Research has found Huntington's disease may result from a loss of cannabinoid receptors in the basal ganglia, and further research has found cannabis' interaction with the endocannabinoid system can be therapeutically beneficial for the disease. Preclinical trials have shown cannabinoids are effective at protecting the life of neurons in the brain, and by activating the CB2 receptors, the inflammation and toxicity of microglial cells is reduced and slows the neurodegeneration caused by Huntington's disease. Additionally, cannabinoids alleviated motor symptoms like tremors and movement disorders and reduced neuronal damage and death by activating the CB1 receptors, which in turn slows the progression of the disease. Research has found cannabis-based medications have also been found to effectively treat the progression of Huntington's disease. Researchers believe cannabinoids may provide neuroprotection by reducing inflammation through activation of CB2 receptors, limiting cell death through activation of CB1 receptors, and by providing antioxidant effects independently of cannabinoid receptors. Cannabinoids also reduce muscle spasms and increase concentration by activating vanilloid TRPV(1) receptors. 

This information has been provided by Medical Marijuana Inc. and approved by our Chief Medical Officer. 

How Cannabis Treats Huntington’s Disease

Photo Credit:  Lindsay Hanford, Geoff B Hall , Wikipedia

Photo Credit: Lindsay Hanford, Geoff B Hall, Wikipedia

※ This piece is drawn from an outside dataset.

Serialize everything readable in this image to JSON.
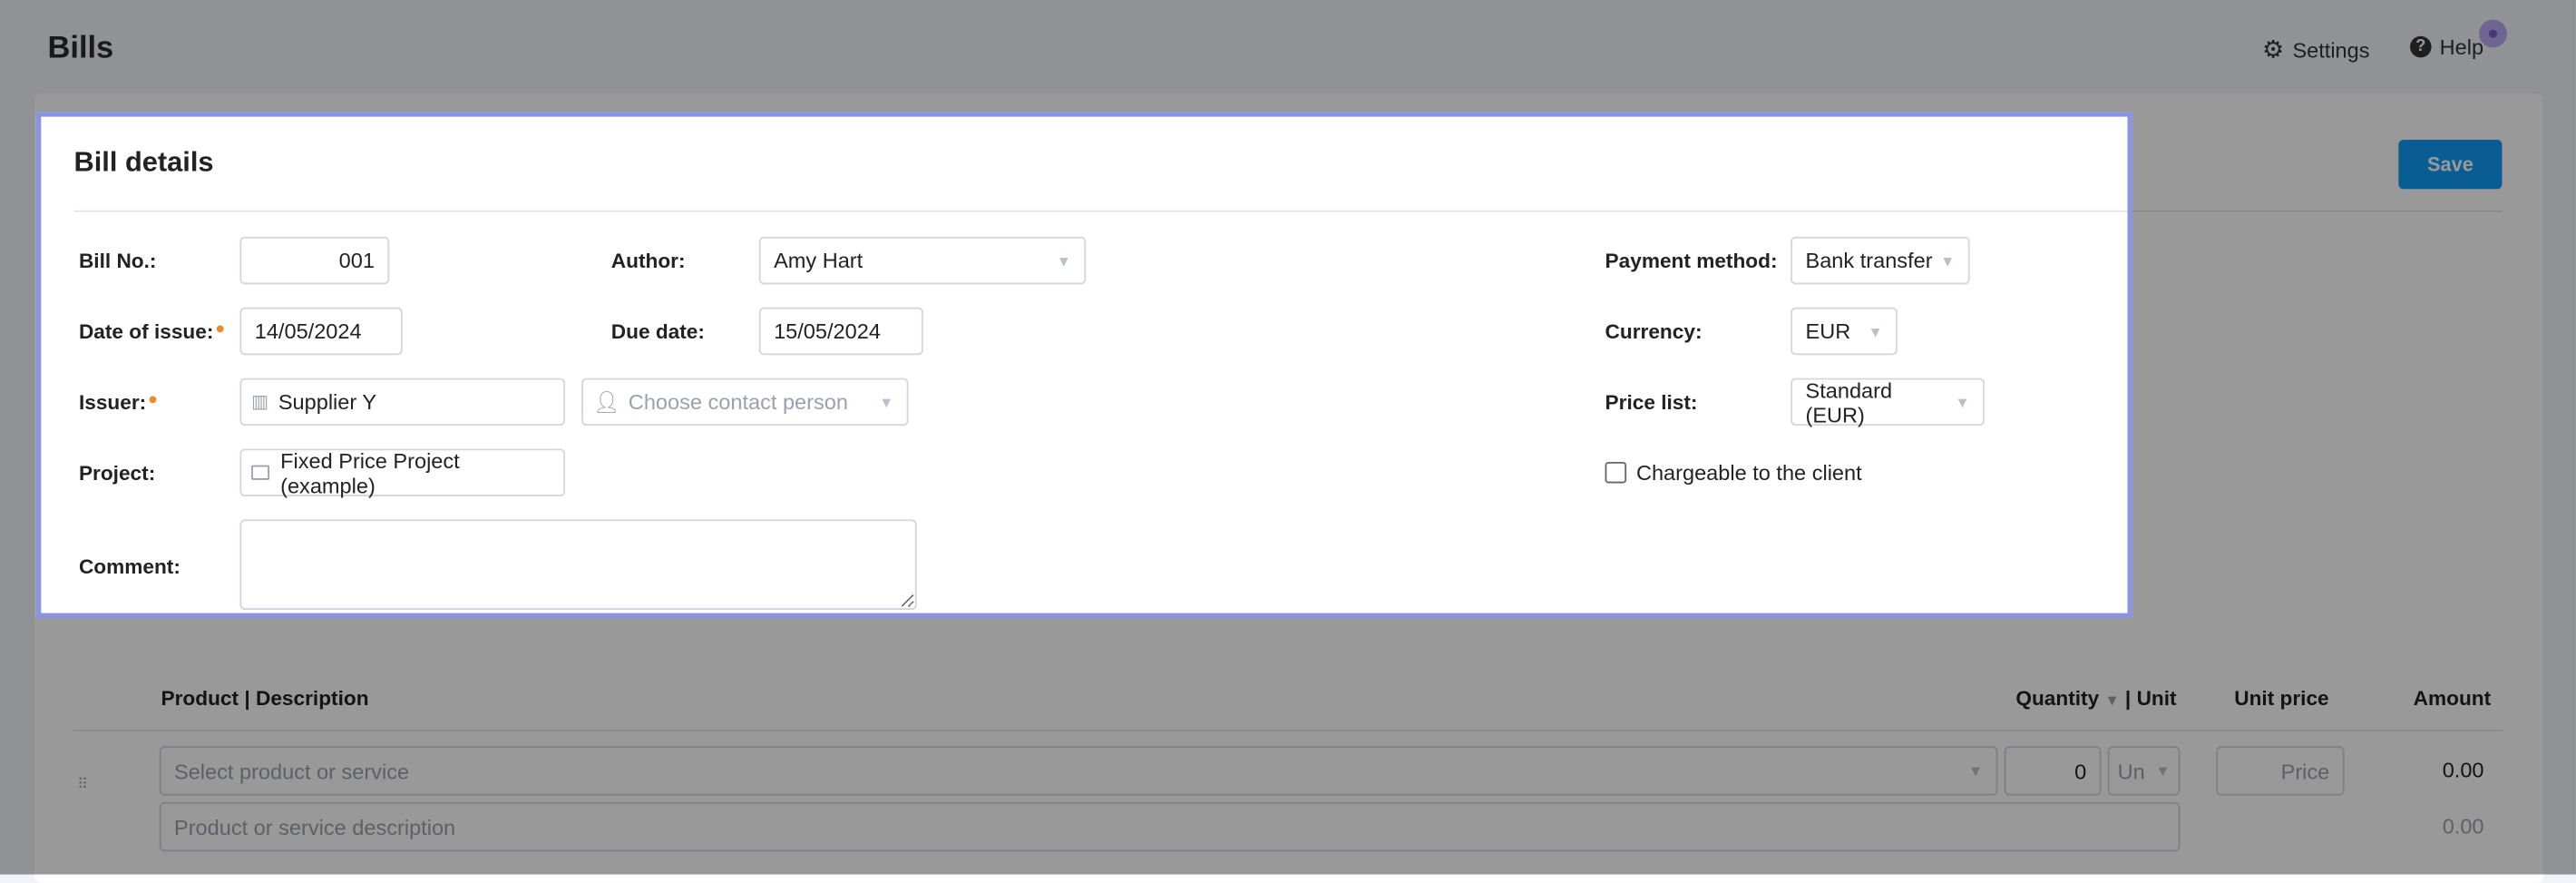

Huntington's disease damages nerve cells in the brain and causes patients to suffer physically and mentally, resulting in symptoms like involuntary movements, slurred speech, amnesia, and personality changes. Cannabis may be to relieve symptoms associated with the disease and even slow its progression. In the area of the brain most affected by Huntington's, the striatum, patients lack sufficient levels of CB1 receptors, When activated by cannabinoids, these receptors help preserve nerve cells. One study in Brain: A Journal of Neruology found THC activated these receptors in order to decrease symptom severity and the halt the progression of the disease. 

Another study published in Movement Disorders found medications that mimic THC like nabilone improved chorea, cognition, and behavior in patients. Another cannabinoid, CBD, could provide neuroprotective benefits for Huntington's disease patients, and one study in the Journal of Neuroscience Research found a 1:1 ratio of CBD and THC decreased inflammation and shielded striatal neurons from damage. A study from the Journal of Neuroscience found that activating CB2 receptors actually extended life span and suppressed motor deficits in patients. Lastly, a study found in the Journal of British Pharmacology, found that by activating CB receptors, cannabinoids controlled the brain's antioxidant defenses and limited the toxicity of microglial cells. 

This information has been provided by Health MJ and approved by our Chief Medical Officer. 

How Cannabigerol (CBG) May Help Battle Huntington's Disease Symptoms

Treating Huntington's disease is tricky because, as an inherited genetic disorder, the treatment would have to target specific mutated genes. In recent studies involving mice, the results suggested Cannabigerol (CBG), a unique compound in Cannabis, may do just that while also improving many other symptoms associated with Huntington's disease.

http://www.medicaljane.com/2015/03/12/how-cannabigerol-cbg-may-help-battle-huntingtons-disease/